First, add your Instagram handle to physical product packaging.
The package that your product is shipped in is a unique part of the customer experience.
It’s a direct point of contact and presents the most opportunity because many people neglect it.
Next, consider placing a hashtag on the actual product.
Several popular brands have used this technique where they print hashtags on their products.
During the 2012 Olympics, Adidas and Nike featured their own campaign hashtags on their footwear.
Finally, be sure to Incentivize customers to follow you and promote your brand.
Sometimes, your customers need an extra push to take action. Here are some ideas:
1. Run a monthly contest asking customers to take a selfie with your product and post it on Instagram. Make sure they tag your Instagram page and add your specific hashtag. Every month, you can announce a different winner. Their followers will be inclined to check out your page and follow you.
2. As soon as you make a sale, ask customers to post a video talking about why they decided to invest in your product. Again, ensure that they tag you and use your product-specific hashtag. You can give them cash back or a coupon for a subsequent purchase. This can both increase sales and improve your following.
Step 15: Keep tabs on what’s working so you can continue to optimize your performance
These steps are not the end-all, be-all of Instagram marketing.
Instead, they are powerful strategies that you can bet on to increase your following.
But guess what?
The platform is continuously evolving. New features are always being introduced. Old tactics become obsolete.
It is up to you to track which methods are working for you. I’d say the best measure of success on Instagram is how engaged and loyal of a following that you have.
Having hundreds of thousands of followers who don’t take the time to interact with your content is pointless.
Keep monitoring the results that you get after implementing each step so you can keep optimizing them.
Some Key Performance Indicators to look out for:
- Click through rate – How many people are clicking on your links. You can shorten your website links using a URL shortener like Bitly. It also allows you to track how these links perform.

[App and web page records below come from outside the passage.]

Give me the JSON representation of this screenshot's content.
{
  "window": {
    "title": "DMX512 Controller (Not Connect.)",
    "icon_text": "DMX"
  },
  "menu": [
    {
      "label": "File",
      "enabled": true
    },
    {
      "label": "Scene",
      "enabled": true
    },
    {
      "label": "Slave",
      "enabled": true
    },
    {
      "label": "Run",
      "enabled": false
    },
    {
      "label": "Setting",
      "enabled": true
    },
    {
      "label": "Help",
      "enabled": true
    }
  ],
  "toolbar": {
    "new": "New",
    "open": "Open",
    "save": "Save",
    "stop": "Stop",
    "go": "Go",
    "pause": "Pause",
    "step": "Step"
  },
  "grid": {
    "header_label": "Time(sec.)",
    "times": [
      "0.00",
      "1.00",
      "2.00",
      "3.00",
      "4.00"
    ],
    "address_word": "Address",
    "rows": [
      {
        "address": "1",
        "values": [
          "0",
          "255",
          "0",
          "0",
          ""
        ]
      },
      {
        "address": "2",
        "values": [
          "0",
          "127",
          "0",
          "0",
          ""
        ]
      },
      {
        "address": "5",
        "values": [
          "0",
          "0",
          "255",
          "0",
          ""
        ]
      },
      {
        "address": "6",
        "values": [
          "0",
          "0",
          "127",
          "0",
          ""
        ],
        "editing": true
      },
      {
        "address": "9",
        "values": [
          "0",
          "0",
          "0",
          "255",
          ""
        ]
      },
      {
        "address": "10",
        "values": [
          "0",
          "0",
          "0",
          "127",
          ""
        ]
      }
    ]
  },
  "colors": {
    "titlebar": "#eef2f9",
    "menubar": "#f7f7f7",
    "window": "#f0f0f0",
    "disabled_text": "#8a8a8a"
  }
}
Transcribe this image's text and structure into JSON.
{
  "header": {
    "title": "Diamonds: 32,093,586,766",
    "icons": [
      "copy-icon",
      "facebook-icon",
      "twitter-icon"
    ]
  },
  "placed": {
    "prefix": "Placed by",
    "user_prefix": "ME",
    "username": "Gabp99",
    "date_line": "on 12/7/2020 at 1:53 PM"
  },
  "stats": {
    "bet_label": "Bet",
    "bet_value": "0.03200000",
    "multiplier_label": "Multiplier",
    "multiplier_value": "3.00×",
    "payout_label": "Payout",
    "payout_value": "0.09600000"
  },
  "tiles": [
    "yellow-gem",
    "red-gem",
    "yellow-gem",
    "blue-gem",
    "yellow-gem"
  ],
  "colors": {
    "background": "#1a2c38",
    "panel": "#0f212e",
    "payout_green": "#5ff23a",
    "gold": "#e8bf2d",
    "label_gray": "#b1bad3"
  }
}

- Traffic – How many unique visitors are you getting from Instagram to your website?
- Follower growth – How many followers have you gained? Which tactics had the biggest part to play? Have you lost any followers?
- Interactions per post – What’s the total social capital of each post. This includes the usual stuff like comments and shares.
- Growth of branded or product-specific hashtags – If you’ve created any hashtags, how has your popularity and reach increased?
Social media, in general, can sometimes feel like fighting a losing battle.
You try to create content that will grab attention, move masses of people to action, and get them hooked on you for good.
The results are not always encouraging.
But this time, it’s different.
I really do believe that there has never been anything as prolific as Instagram. It is a remarkable place for personal branding and sales. Any ordinary person who puts in the right combination of strategy and effort can win big on this platform.
Yes, it can be challenging to build a following.
Yes, there’s a lot of noise.
But is there a way to build a powerful tribe of targeted followers? Absolutely.
I have used these exact steps for myself and my clients to attract more than 300 followers every single day.
One of the best parts about it is that these followers are loyal. As long as I’m providing valuable content and regularly contributing as a member of the community, they will keep showing up to engage with my content.
Not only that, they’ll spread the word, and my following will continue to grow.
Eventually, you’ll reach a similar point. You won’t have to follow other users as aggressively. Instead, people will start flocking to you.
By that point, all your hard work would’ve paid off, and you’ll be well on your way to becoming a powerful Instagram influencer.
Are you using Instagram as part of your marketing strategy? What are some of the tactics that are working for you?